··· Working data ···

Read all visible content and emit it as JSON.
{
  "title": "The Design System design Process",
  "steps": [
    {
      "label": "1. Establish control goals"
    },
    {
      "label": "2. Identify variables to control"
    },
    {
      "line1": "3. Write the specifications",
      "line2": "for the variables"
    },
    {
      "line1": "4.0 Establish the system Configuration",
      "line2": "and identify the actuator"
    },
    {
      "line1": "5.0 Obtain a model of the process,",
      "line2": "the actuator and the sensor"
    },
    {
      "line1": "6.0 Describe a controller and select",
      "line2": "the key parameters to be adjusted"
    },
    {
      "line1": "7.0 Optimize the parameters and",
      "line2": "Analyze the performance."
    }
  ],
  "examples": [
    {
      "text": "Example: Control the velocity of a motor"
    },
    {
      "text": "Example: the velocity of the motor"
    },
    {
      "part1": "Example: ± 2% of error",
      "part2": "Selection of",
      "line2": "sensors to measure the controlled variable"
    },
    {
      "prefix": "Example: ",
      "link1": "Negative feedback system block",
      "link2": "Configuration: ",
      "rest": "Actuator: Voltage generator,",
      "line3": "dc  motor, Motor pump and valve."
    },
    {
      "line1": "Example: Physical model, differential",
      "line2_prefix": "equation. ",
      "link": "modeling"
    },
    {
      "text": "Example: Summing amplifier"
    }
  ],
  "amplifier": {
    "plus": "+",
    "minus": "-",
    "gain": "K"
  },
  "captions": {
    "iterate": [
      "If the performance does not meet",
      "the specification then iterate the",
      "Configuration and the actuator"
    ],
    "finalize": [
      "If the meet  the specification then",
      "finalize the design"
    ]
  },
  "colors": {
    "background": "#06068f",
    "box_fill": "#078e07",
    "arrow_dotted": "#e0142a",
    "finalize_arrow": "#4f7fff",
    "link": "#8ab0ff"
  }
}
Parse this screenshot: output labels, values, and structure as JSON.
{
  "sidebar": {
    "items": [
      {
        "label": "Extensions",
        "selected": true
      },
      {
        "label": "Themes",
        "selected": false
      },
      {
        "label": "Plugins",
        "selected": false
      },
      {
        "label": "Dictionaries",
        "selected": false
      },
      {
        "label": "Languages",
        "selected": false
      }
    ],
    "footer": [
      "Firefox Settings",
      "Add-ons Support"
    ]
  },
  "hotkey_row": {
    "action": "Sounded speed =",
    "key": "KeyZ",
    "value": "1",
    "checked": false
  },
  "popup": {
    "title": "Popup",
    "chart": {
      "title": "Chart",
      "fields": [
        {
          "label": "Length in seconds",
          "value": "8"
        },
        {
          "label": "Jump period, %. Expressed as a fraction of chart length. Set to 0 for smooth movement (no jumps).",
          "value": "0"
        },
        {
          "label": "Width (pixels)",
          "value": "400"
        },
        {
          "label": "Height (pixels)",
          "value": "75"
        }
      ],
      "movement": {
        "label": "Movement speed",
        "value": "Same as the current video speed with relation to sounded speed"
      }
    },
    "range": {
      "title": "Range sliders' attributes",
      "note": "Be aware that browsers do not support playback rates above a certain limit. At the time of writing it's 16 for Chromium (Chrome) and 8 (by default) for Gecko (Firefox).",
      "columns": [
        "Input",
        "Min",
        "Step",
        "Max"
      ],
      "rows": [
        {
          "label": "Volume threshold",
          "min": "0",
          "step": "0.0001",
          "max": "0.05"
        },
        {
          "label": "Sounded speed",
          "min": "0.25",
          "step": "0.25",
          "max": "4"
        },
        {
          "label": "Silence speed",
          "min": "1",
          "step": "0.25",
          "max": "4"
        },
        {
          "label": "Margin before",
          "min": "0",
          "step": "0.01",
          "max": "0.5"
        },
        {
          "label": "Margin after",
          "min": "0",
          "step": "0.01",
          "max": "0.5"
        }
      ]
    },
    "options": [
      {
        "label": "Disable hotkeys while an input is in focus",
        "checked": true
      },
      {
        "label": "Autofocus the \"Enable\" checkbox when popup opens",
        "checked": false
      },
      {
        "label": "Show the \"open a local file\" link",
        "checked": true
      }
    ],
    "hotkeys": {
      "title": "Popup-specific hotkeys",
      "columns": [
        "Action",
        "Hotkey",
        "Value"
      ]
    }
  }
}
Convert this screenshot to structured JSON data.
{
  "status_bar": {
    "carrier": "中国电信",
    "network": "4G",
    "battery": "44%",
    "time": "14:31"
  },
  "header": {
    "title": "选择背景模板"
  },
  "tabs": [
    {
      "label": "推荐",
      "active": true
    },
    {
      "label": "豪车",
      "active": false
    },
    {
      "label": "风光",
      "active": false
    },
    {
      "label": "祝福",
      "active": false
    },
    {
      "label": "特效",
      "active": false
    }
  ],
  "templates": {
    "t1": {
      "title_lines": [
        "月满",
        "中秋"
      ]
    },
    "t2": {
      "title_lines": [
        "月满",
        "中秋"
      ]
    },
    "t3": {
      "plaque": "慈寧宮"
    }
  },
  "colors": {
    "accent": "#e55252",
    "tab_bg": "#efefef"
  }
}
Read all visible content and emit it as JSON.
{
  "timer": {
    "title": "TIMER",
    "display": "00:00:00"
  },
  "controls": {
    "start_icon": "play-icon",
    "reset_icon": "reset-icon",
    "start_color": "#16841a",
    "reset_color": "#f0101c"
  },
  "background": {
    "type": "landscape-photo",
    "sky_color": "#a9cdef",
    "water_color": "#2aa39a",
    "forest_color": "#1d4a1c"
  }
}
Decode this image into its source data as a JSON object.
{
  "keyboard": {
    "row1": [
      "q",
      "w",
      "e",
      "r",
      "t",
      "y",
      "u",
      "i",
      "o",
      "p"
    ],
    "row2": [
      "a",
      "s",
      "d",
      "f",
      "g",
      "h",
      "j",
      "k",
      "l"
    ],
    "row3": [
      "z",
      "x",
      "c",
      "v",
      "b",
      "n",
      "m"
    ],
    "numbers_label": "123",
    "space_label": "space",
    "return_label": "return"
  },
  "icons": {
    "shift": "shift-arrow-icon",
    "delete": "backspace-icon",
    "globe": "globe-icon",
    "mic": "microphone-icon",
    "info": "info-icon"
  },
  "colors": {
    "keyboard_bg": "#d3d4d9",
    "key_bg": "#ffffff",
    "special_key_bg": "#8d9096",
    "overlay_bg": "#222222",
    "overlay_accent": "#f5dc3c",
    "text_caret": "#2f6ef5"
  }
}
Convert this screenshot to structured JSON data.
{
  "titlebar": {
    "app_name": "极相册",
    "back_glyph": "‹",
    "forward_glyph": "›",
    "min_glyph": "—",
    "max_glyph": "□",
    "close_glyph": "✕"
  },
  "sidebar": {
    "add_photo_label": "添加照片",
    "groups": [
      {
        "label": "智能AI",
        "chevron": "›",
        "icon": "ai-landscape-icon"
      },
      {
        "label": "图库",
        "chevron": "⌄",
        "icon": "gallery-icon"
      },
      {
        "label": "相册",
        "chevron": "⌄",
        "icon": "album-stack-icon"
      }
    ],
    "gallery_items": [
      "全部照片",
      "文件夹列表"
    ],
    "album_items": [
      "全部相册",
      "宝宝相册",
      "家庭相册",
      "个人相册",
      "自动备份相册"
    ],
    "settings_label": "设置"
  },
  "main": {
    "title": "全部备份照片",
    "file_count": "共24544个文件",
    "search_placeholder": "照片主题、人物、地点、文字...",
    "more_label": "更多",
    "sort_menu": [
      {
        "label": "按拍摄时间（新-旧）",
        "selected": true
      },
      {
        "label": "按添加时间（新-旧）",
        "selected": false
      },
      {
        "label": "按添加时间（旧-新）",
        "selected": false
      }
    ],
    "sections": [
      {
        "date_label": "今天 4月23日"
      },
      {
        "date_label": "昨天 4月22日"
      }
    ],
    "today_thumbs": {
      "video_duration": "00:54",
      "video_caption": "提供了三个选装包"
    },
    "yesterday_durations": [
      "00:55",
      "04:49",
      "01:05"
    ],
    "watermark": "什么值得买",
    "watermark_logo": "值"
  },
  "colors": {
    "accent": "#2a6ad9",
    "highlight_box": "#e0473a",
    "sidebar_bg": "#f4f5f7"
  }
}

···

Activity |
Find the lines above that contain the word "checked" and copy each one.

Solution for this exercise |
    "checked": false
        "checked": true
        "checked": false
        "checked": true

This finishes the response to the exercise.